● **Exercise goal**
If a record holds a picture, leave the picture out; return everything else exactly.

● **Supplied entries**
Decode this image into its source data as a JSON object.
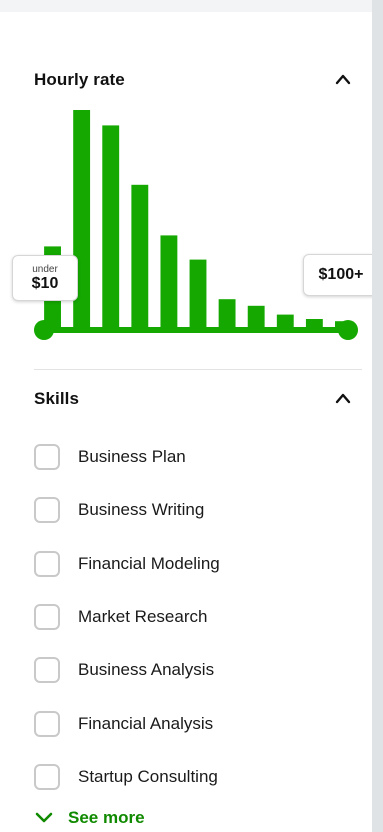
{
  "hourly_rate": {
    "title": "Hourly rate",
    "collapse_icon": "chevron-up-icon",
    "min_label_small": "under",
    "min_label_value": "$10",
    "max_label_value": "$100+",
    "accent_color": "#14a800",
    "histogram_levels": [
      0.38,
      1.0,
      0.93,
      0.66,
      0.43,
      0.32,
      0.14,
      0.11,
      0.07,
      0.05,
      0.04
    ]
  },
  "skills": {
    "title": "Skills",
    "collapse_icon": "chevron-up-icon",
    "items": [
      {
        "label": "Business Plan",
        "checked": false
      },
      {
        "label": "Business Writing",
        "checked": false
      },
      {
        "label": "Financial Modeling",
        "checked": false
      },
      {
        "label": "Market Research",
        "checked": false
      },
      {
        "label": "Business Analysis",
        "checked": false
      },
      {
        "label": "Financial Analysis",
        "checked": false
      },
      {
        "label": "Startup Consulting",
        "checked": false
      }
    ],
    "see_more_label": "See more",
    "see_more_icon": "chevron-down-icon",
    "link_color": "#108a00"
  }
}
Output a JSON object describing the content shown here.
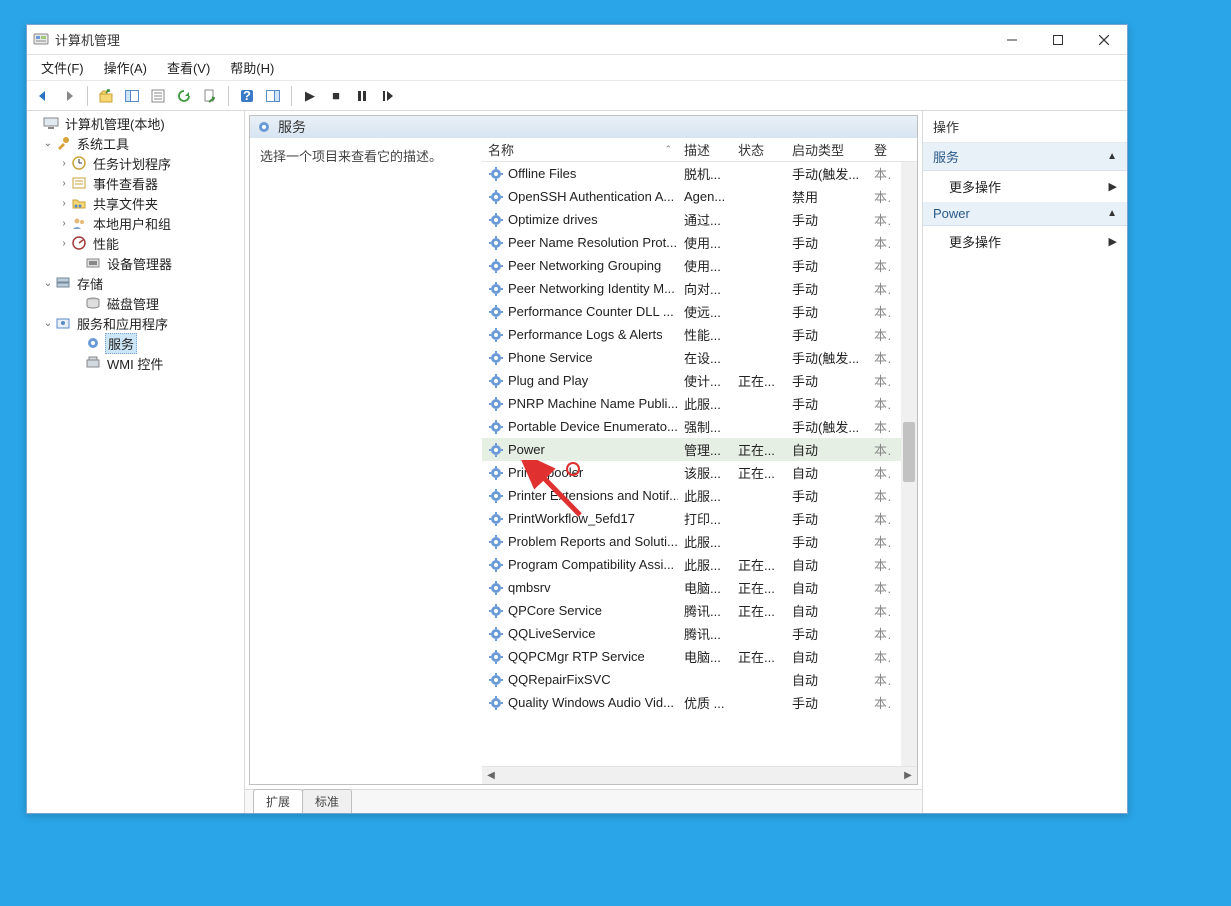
{
  "window": {
    "title": "计算机管理"
  },
  "menu": {
    "file": "文件(F)",
    "action": "操作(A)",
    "view": "查看(V)",
    "help": "帮助(H)"
  },
  "tree": {
    "root": "计算机管理(本地)",
    "system_tools": "系统工具",
    "task_scheduler": "任务计划程序",
    "event_viewer": "事件查看器",
    "shared_folders": "共享文件夹",
    "local_users": "本地用户和组",
    "performance": "性能",
    "device_manager": "设备管理器",
    "storage": "存储",
    "disk_mgmt": "磁盘管理",
    "services_apps": "服务和应用程序",
    "services": "服务",
    "wmi": "WMI 控件"
  },
  "center": {
    "header": "服务",
    "description": "选择一个项目来查看它的描述。",
    "columns": {
      "name": "名称",
      "desc": "描述",
      "status": "状态",
      "startup": "启动类型",
      "logon": "登"
    },
    "rows": [
      {
        "name": "Offline Files",
        "desc": "脱机...",
        "status": "",
        "startup": "手动(触发...",
        "logon": "本"
      },
      {
        "name": "OpenSSH Authentication A...",
        "desc": "Agen...",
        "status": "",
        "startup": "禁用",
        "logon": "本"
      },
      {
        "name": "Optimize drives",
        "desc": "通过...",
        "status": "",
        "startup": "手动",
        "logon": "本"
      },
      {
        "name": "Peer Name Resolution Prot...",
        "desc": "使用...",
        "status": "",
        "startup": "手动",
        "logon": "本"
      },
      {
        "name": "Peer Networking Grouping",
        "desc": "使用...",
        "status": "",
        "startup": "手动",
        "logon": "本"
      },
      {
        "name": "Peer Networking Identity M...",
        "desc": "向对...",
        "status": "",
        "startup": "手动",
        "logon": "本"
      },
      {
        "name": "Performance Counter DLL ...",
        "desc": "使远...",
        "status": "",
        "startup": "手动",
        "logon": "本"
      },
      {
        "name": "Performance Logs & Alerts",
        "desc": "性能...",
        "status": "",
        "startup": "手动",
        "logon": "本"
      },
      {
        "name": "Phone Service",
        "desc": "在设...",
        "status": "",
        "startup": "手动(触发...",
        "logon": "本"
      },
      {
        "name": "Plug and Play",
        "desc": "使计...",
        "status": "正在...",
        "startup": "手动",
        "logon": "本"
      },
      {
        "name": "PNRP Machine Name Publi...",
        "desc": "此服...",
        "status": "",
        "startup": "手动",
        "logon": "本"
      },
      {
        "name": "Portable Device Enumerato...",
        "desc": "强制...",
        "status": "",
        "startup": "手动(触发...",
        "logon": "本"
      },
      {
        "name": "Power",
        "desc": "管理...",
        "status": "正在...",
        "startup": "自动",
        "logon": "本",
        "selected": true
      },
      {
        "name": "Print Spooler",
        "desc": "该服...",
        "status": "正在...",
        "startup": "自动",
        "logon": "本"
      },
      {
        "name": "Printer Extensions and Notif...",
        "desc": "此服...",
        "status": "",
        "startup": "手动",
        "logon": "本"
      },
      {
        "name": "PrintWorkflow_5efd17",
        "desc": "打印...",
        "status": "",
        "startup": "手动",
        "logon": "本"
      },
      {
        "name": "Problem Reports and Soluti...",
        "desc": "此服...",
        "status": "",
        "startup": "手动",
        "logon": "本"
      },
      {
        "name": "Program Compatibility Assi...",
        "desc": "此服...",
        "status": "正在...",
        "startup": "自动",
        "logon": "本"
      },
      {
        "name": "qmbsrv",
        "desc": "电脑...",
        "status": "正在...",
        "startup": "自动",
        "logon": "本"
      },
      {
        "name": "QPCore Service",
        "desc": "腾讯...",
        "status": "正在...",
        "startup": "自动",
        "logon": "本"
      },
      {
        "name": "QQLiveService",
        "desc": "腾讯...",
        "status": "",
        "startup": "手动",
        "logon": "本"
      },
      {
        "name": "QQPCMgr RTP Service",
        "desc": "电脑...",
        "status": "正在...",
        "startup": "自动",
        "logon": "本"
      },
      {
        "name": "QQRepairFixSVC",
        "desc": "",
        "status": "",
        "startup": "自动",
        "logon": "本"
      },
      {
        "name": "Quality Windows Audio Vid...",
        "desc": "优质 ...",
        "status": "",
        "startup": "手动",
        "logon": "本"
      }
    ]
  },
  "tabs": {
    "extended": "扩展",
    "standard": "标准"
  },
  "actions": {
    "title": "操作",
    "sect1": "服务",
    "more": "更多操作",
    "sect2": "Power"
  }
}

● **Answer below**
Decode this image into its source data as a JSON object.
{
  "hourly_rate": {
    "title": "Hourly rate",
    "collapse_icon": "chevron-up-icon",
    "min_label_small": "under",
    "min_label_value": "$10",
    "max_label_value": "$100+",
    "accent_color": "#14a800",
    "histogram_levels": [
      0.38,
      1.0,
      0.93,
      0.66,
      0.43,
      0.32,
      0.14,
      0.11,
      0.07,
      0.05,
      0.04
    ]
  },
  "skills": {
    "title": "Skills",
    "collapse_icon": "chevron-up-icon",
    "items": [
      {
        "label": "Business Plan",
        "checked": false
      },
      {
        "label": "Business Writing",
        "checked": false
      },
      {
        "label": "Financial Modeling",
        "checked": false
      },
      {
        "label": "Market Research",
        "checked": false
      },
      {
        "label": "Business Analysis",
        "checked": false
      },
      {
        "label": "Financial Analysis",
        "checked": false
      },
      {
        "label": "Startup Consulting",
        "checked": false
      }
    ],
    "see_more_label": "See more",
    "see_more_icon": "chevron-down-icon",
    "link_color": "#108a00"
  }
}
Output a JSON object describing the content shown here.
{
  "window": {
    "title": "计算机管理"
  },
  "menu": {
    "file": "文件(F)",
    "action": "操作(A)",
    "view": "查看(V)",
    "help": "帮助(H)"
  },
  "tree": {
    "root": "计算机管理(本地)",
    "system_tools": "系统工具",
    "task_scheduler": "任务计划程序",
    "event_viewer": "事件查看器",
    "shared_folders": "共享文件夹",
    "local_users": "本地用户和组",
    "performance": "性能",
    "device_manager": "设备管理器",
    "storage": "存储",
    "disk_mgmt": "磁盘管理",
    "services_apps": "服务和应用程序",
    "services": "服务",
    "wmi": "WMI 控件"
  },
  "center": {
    "header": "服务",
    "description": "选择一个项目来查看它的描述。",
    "columns": {
      "name": "名称",
      "desc": "描述",
      "status": "状态",
      "startup": "启动类型",
      "logon": "登"
    },
    "rows": [
      {
        "name": "Offline Files",
        "desc": "脱机...",
        "status": "",
        "startup": "手动(触发...",
        "logon": "本"
      },
      {
        "name": "OpenSSH Authentication A...",
        "desc": "Agen...",
        "status": "",
        "startup": "禁用",
        "logon": "本"
      },
      {
        "name": "Optimize drives",
        "desc": "通过...",
        "status": "",
        "startup": "手动",
        "logon": "本"
      },
      {
        "name": "Peer Name Resolution Prot...",
        "desc": "使用...",
        "status": "",
        "startup": "手动",
        "logon": "本"
      },
      {
        "name": "Peer Networking Grouping",
        "desc": "使用...",
        "status": "",
        "startup": "手动",
        "logon": "本"
      },
      {
        "name": "Peer Networking Identity M...",
        "desc": "向对...",
        "status": "",
        "startup": "手动",
        "logon": "本"
      },
      {
        "name": "Performance Counter DLL ...",
        "desc": "使远...",
        "status": "",
        "startup": "手动",
        "logon": "本"
      },
      {
        "name": "Performance Logs & Alerts",
        "desc": "性能...",
        "status": "",
        "startup": "手动",
        "logon": "本"
      },
      {
        "name": "Phone Service",
        "desc": "在设...",
        "status": "",
        "startup": "手动(触发...",
        "logon": "本"
      },
      {
        "name": "Plug and Play",
        "desc": "使计...",
        "status": "正在...",
        "startup": "手动",
        "logon": "本"
      },
      {
        "name": "PNRP Machine Name Publi...",
        "desc": "此服...",
        "status": "",
        "startup": "手动",
        "logon": "本"
      },
      {
        "name": "Portable Device Enumerato...",
        "desc": "强制...",
        "status": "",
        "startup": "手动(触发...",
        "logon": "本"
      },
      {
        "name": "Power",
        "desc": "管理...",
        "status": "正在...",
        "startup": "自动",
        "logon": "本",
        "selected": true
      },
      {
        "name": "Print Spooler",
        "desc": "该服...",
        "status": "正在...",
        "startup": "自动",
        "logon": "本"
      },
      {
        "name": "Printer Extensions and Notif...",
        "desc": "此服...",
        "status": "",
        "startup": "手动",
        "logon": "本"
      },
      {
        "name": "PrintWorkflow_5efd17",
        "desc": "打印...",
        "status": "",
        "startup": "手动",
        "logon": "本"
      },
      {
        "name": "Problem Reports and Soluti...",
        "desc": "此服...",
        "status": "",
        "startup": "手动",
        "logon": "本"
      },
      {
        "name": "Program Compatibility Assi...",
        "desc": "此服...",
        "status": "正在...",
        "startup": "自动",
        "logon": "本"
      },
      {
        "name": "qmbsrv",
        "desc": "电脑...",
        "status": "正在...",
        "startup": "自动",
        "logon": "本"
      },
      {
        "name": "QPCore Service",
        "desc": "腾讯...",
        "status": "正在...",
        "startup": "自动",
        "logon": "本"
      },
      {
        "name": "QQLiveService",
        "desc": "腾讯...",
        "status": "",
        "startup": "手动",
        "logon": "本"
      },
      {
        "name": "QQPCMgr RTP Service",
        "desc": "电脑...",
        "status": "正在...",
        "startup": "自动",
        "logon": "本"
      },
      {
        "name": "QQRepairFixSVC",
        "desc": "",
        "status": "",
        "startup": "自动",
        "logon": "本"
      },
      {
        "name": "Quality Windows Audio Vid...",
        "desc": "优质 ...",
        "status": "",
        "startup": "手动",
        "logon": "本"
      }
    ]
  },
  "tabs": {
    "extended": "扩展",
    "standard": "标准"
  },
  "actions": {
    "title": "操作",
    "sect1": "服务",
    "more": "更多操作",
    "sect2": "Power"
  }
}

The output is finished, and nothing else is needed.